Title: Response to Martini and Habeck: Semiochemical dose-response curves fit by kinetic formation functions

item Byers, John

Submitted to: Journal of Chemical Ecology
Publication Type: Peer Reviewed Journal
Publication Acceptance Date: 11/12/2014
Publication Date: 12/12/2014
Citation: Byers, J.A. 2014. Response to Martini and Habeck: Semiochemical dose-response curves fit by kinetic formation functions. Journal of Chemical Ecology. 40:1165-1166.

Interpretive Summary: The simulation model of Byers where odor molecules strike an insect antenna with receptors was shown by Martini and Habeck to be mathematically a kinetic formation function. Byers' simulations indicated the electrical signal of an insect antenna is proportional to how many of the receptors are struck at least once by a molecule in a relatively short time. The simulations predict that increases in the numbers of molecules will cause an electrical signal in shape and size similar to signals from an actual insect antenna. However, other kinetic functions that describe chemical reaction rates may fit as well. Statistical curve fitting software using the kinetic functions is helpful to find curves that predict antennal signals as well as catches of insects depending on dosage of pheromones. The use of kinetic functions will allow more precise predictions of the catches of insects in traps depending on strength of a lure releasing chemicals for attracting pest insects.

Technical Abstract: Martini and Habeck (2014) correctly describe the conceptual simulation model of Byers (2013) where molecules in an odor filament pass by an antenna causing an electrophysiological antennographic (EAG) response that is proportional to how many of the receptors are hit at least once by a molecule. Increasing the doses (numbers) of molecules would cause increasing numbers of depolarized receptors that result in a dose-EAG response curve. Byers (2013) used non-linear regression software (TableCurve 2D version 5.01, Systat Software Inc., Chicago, IL) to fit many functions including the logarithmic (r2 = 0.773) to the simulated data.
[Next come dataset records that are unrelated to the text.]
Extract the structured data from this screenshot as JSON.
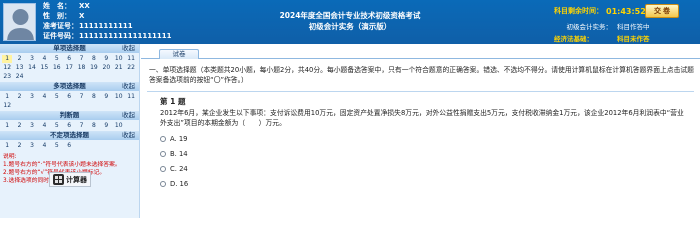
{
  "candidate": {
    "name_label": "姓　名：",
    "name": "XX",
    "gender_label": "性　别：",
    "gender": "X",
    "ticket_label": "准考证号：",
    "ticket": "11111111111",
    "id_label": "证件号码：",
    "id": "1111111111111111111"
  },
  "exam": {
    "title_line1": "2024年度全国会计专业技术初级资格考试",
    "title_line2": "初级会计实务（演示版）"
  },
  "timer": {
    "label": "科目剩余时间：",
    "value": "01:43:52",
    "submit": "交 卷"
  },
  "status": {
    "subject_label": "初级会计实务：",
    "subject_value": "科目作答中",
    "law_label": "经济法基础：",
    "law_value": "科目未作答"
  },
  "sections": [
    {
      "title": "单项选择题",
      "collapse": "收起",
      "questions": [
        "1",
        "2",
        "3",
        "4",
        "5",
        "6",
        "7",
        "8",
        "9",
        "10",
        "11",
        "12",
        "13",
        "14",
        "15",
        "16",
        "17",
        "18",
        "19",
        "20",
        "21",
        "22",
        "23",
        "24"
      ]
    },
    {
      "title": "多项选择题",
      "collapse": "收起",
      "questions": [
        "1",
        "2",
        "3",
        "4",
        "5",
        "6",
        "7",
        "8",
        "9",
        "10",
        "11",
        "12"
      ]
    },
    {
      "title": "判断题",
      "collapse": "收起",
      "questions": [
        "1",
        "2",
        "3",
        "4",
        "5",
        "6",
        "7",
        "8",
        "9",
        "10"
      ]
    },
    {
      "title": "不定项选择题",
      "collapse": "收起",
      "questions": [
        "1",
        "2",
        "3",
        "4",
        "5",
        "6"
      ]
    }
  ],
  "notes": {
    "title": "说明:",
    "line1": "1.题号右方的“·”符号代表该小题未选择答案。",
    "line2": "2.题号右方的“√”符号代表该小题标记。",
    "line3": "3.选择选项的同时自动保存答案。"
  },
  "calculator": {
    "label": "计算器"
  },
  "tab": {
    "label": "试卷"
  },
  "instructions": "一、单项选择题（本类题共20小题，每小题2分，共40分。每小题备选答案中，只有一个符合题意的正确答案。错选、不选均不得分。请使用计算机鼠标在计算机答题界面上点击试题答案备选项前的按钮“〇”作答。）",
  "question": {
    "title": "第 1 题",
    "text": "2012年6月，某企业发生以下事项：支付诉讼费用10万元，固定资产处置净损失8万元，对外公益性捐赠支出5万元，支付税收滞纳金1万元，该企业2012年6月利润表中“营业外支出”项目的本期金额为（　　）万元。",
    "options": [
      {
        "label": "A. 19"
      },
      {
        "label": "B. 14"
      },
      {
        "label": "C. 24"
      },
      {
        "label": "D. 16"
      }
    ]
  }
}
However, kinetic formation functions fit the simulated data best (r2 = 0.99999), as well as many dose-response data sets in the literature. A family of kinetic formation functions was favored because they describe chemical reaction rates, which are known to be catalyzed by complex chemical binding and enzymatic processes in the antenna and central nervous system (Sachse and Krieger, 2011).